I am writing this at the end of a day where the temperature in Adelaide reach 42.6 degrees celcius and even Mt Barker was expecting 40 degrees.  This is a scorcher and the reality is that we have had a rather mild summer so far, with only a few scorching days and not a run of them like we had a few years ago.  In December 2015 Adelaide had seven days over 40 degrees celsius and there were 13 days over 40 degrees the summer before that.

Today I ventured out in the baking sun in the middle of the day to play with my Christmas present – a laser thermometer.  I wandered around my property and took temperatures of lots of things but the most striking was the temperature of the pavers which are in full sun all day – they were 55.8 degrees.  Now even if my thermometer is a few degrees off, that is still extreme.  The temperature of my rubble driveway was slightly better at 42.8.

thermometerBy contrast though the temperature of was my front lawn in the shade – it was 21.3 degrees, significantly less than that of the pavers.  Now the reality with this lawn is that it is not a really cool, lush lawn and the shade is only a relatively small area of dappled shade under my young jacaranda, perhaps only three metres across.  In hindsight I should have taken lots more temperatures for comparison, like that of my back lawn which is lush and long soft leaf buffalo (I was waiting for today’s heat to pass before I mow it).  I am sure this back lawn would have been cooler still.  In hindsight I should have also taken temperatures of garden beds in the shade, but by the time I thought of these the heat had passed.

Planners in Adelaide, as well as many other hot cities around the world, are concerned about the heat island effect caused by the mass of heat absorbing hard surfaces and are trying to factor in a wide range of trees and green life in the urban environment to try and reduce this.  Often in the Hills we think we are not subject to the problems of the city, after all usually our temperatures are a few degrees cooler than those on the Plains.  Yet as I drive around The Hills and look at new homes and developments, I am concerned by the
dominance of the houses and hard landscaping such as pavers, concrete and retaining walls, all things which absorb heat and make the temperatures that much more extreme.  There is often a lack of trees and sometimes no lawn or instead a fake lawn (which can get just as hot as pavers, so don’t be fooled).

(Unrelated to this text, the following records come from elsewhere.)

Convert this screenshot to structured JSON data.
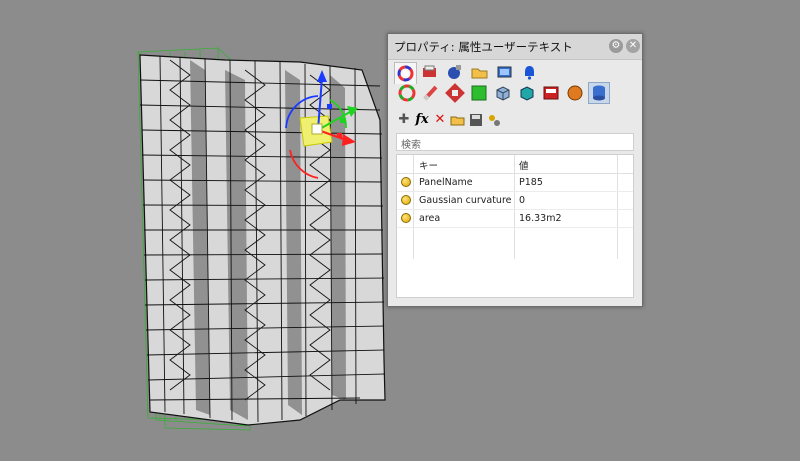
{
  "panel": {
    "title": "プロパティ: 属性ユーザーテキスト",
    "settings_icon": "gear-icon",
    "close_icon": "close-icon",
    "tabs": [
      "color-wheel-icon",
      "material-icon",
      "render-icon",
      "folder-icon",
      "display-icon",
      "notification-icon"
    ],
    "section_icons": [
      "color-wheel-icon",
      "pencil-icon",
      "link-icon",
      "green-square-icon",
      "cube-icon",
      "teal-box-icon",
      "red-box-icon",
      "sphere-icon",
      "database-icon"
    ],
    "toolbar": [
      "add-icon",
      "function-icon",
      "delete-icon",
      "open-folder-icon",
      "save-icon",
      "settings-icon"
    ],
    "search_placeholder": "検索",
    "columns": {
      "key": "キー",
      "value": "値"
    },
    "rows": [
      {
        "key": "PanelName",
        "value": "P185"
      },
      {
        "key": "Gaussian curvature",
        "value": "0"
      },
      {
        "key": "area",
        "value": "16.33m2"
      }
    ]
  },
  "colors": {
    "background": "#8c8c8c",
    "panel_bg": "#e9e9e9",
    "wireframe": "#2aa02a",
    "active_icon": "#c8d7ea"
  }
}
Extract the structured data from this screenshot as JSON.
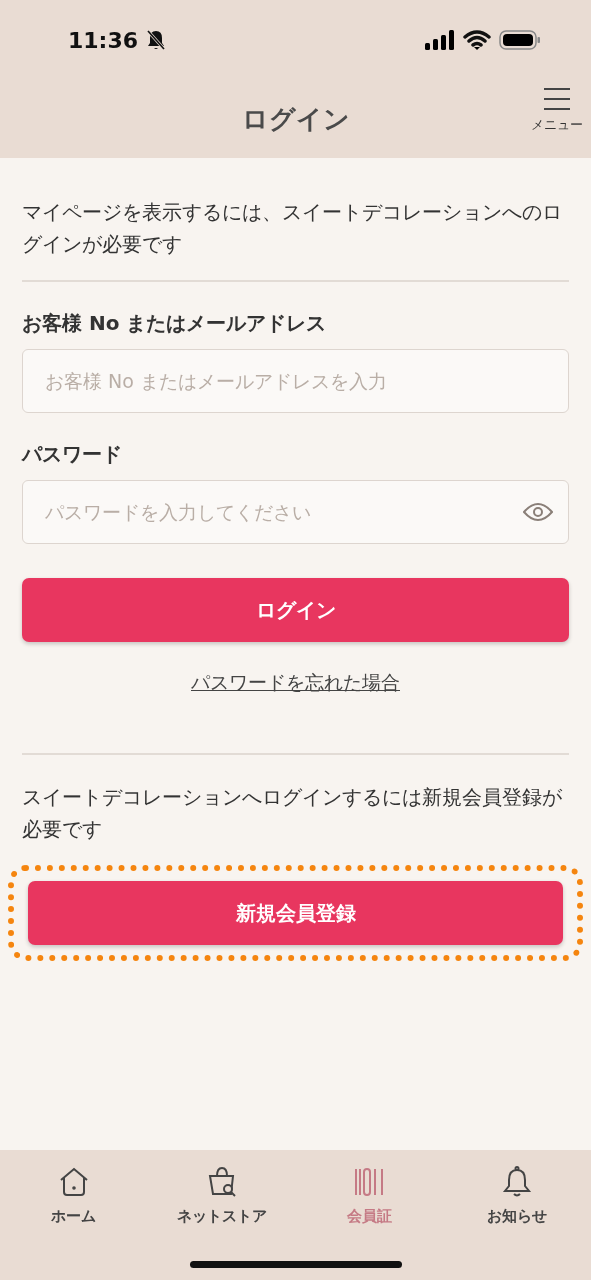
{
  "status_bar": {
    "time": "11:36",
    "silent": true
  },
  "header": {
    "title": "ログイン",
    "menu_label": "メニュー"
  },
  "intro": "マイページを表示するには、スイートデコレーションへのログインが必要です",
  "fields": [
    {
      "kind": "text",
      "label": "お客様 No またはメールアドレス",
      "placeholder": "お客様 No またはメールアドレスを入力"
    },
    {
      "kind": "password",
      "label": "パスワード",
      "placeholder": "パスワードを入力してください"
    }
  ],
  "login_button": "ログイン",
  "forgot_link": "パスワードを忘れた場合",
  "register_note": "スイートデコレーションへログインするには新規会員登録が必要です",
  "register_button": {
    "label": "新規会員登録",
    "highlighted": true
  },
  "tab_bar": [
    {
      "kind": "home",
      "label": "ホーム",
      "selected": false
    },
    {
      "kind": "store",
      "label": "ネットストア",
      "selected": false
    },
    {
      "kind": "card",
      "label": "会員証",
      "selected": true
    },
    {
      "kind": "bell",
      "label": "お知らせ",
      "selected": false
    }
  ]
}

Sometimes the lack of trees and garden is because the blocks are smaller, or in fact, that the house has a bigger footprint on the block.  However there are still things you can do in your garden to reduce the heat around your home.  My suggestion for everyone with a sunny property, no matter where you live, no matter how big your outdoor area, no matter what the aspect, is to take a look at your space and firstly work out where you can create natural shade with an appropriately sized tree or large shrub, or vine covered pergola
or large archway.  Sometimes people create covered pergolas with tin or polycarbonate roofing, however this does not create cool shade and can in fact create a very hot space.  Secondly try to reduce or at least rationalise the amount of hard, exposed heat reflecting surfaces around your property.  Some paving for driveways and paths is necessary and practical, but huge areas of paving is simply increasing your temperature.  Also if the sun beats down on the wall of your house, work out how you can grow a suitable plant to cast shade on that wall.  It might be a tall shrub or even a climber on a mesh screen. To me, to provide relief from our harsh summers, our garden should be a lush cool oasis.

The hotter it gets in your yard, the harder it is for adjacent plants to grow, the more water they may require to get established and continue to thrive and survive, and the less likely you are to use the space in hot weather.  Going inside, the hotter it is outside your home, the more air conditioning you will need to keep your house cool, and the more likely you will have all your blinds down and curtains shut to keep out the heat.

Why have a garden at all if you shut yourself inside?

So it might cost you some water to establish a garden, but it will save on your power bills, and don’t forget that a good garden increases the value of your property anyway.  In 2011, research by Husquvana, the global outdoor power products company, quantified this return on investment for Australian property owners, by stating that “Australians who invest in a well-kept garden can expect it to increase their property sale price by 12 percent”.

Now creating shade and shelter from the heat doesn’t happen overnight.  It takes a few years and mid-summer is definitely not the time to be planting.  Instead, look around your town and other areas in the Hills and look at gardens which are cool, get advice from your local nursery or garden centre, and plan to get started this autumn so in a few years’ time you can beat the heat.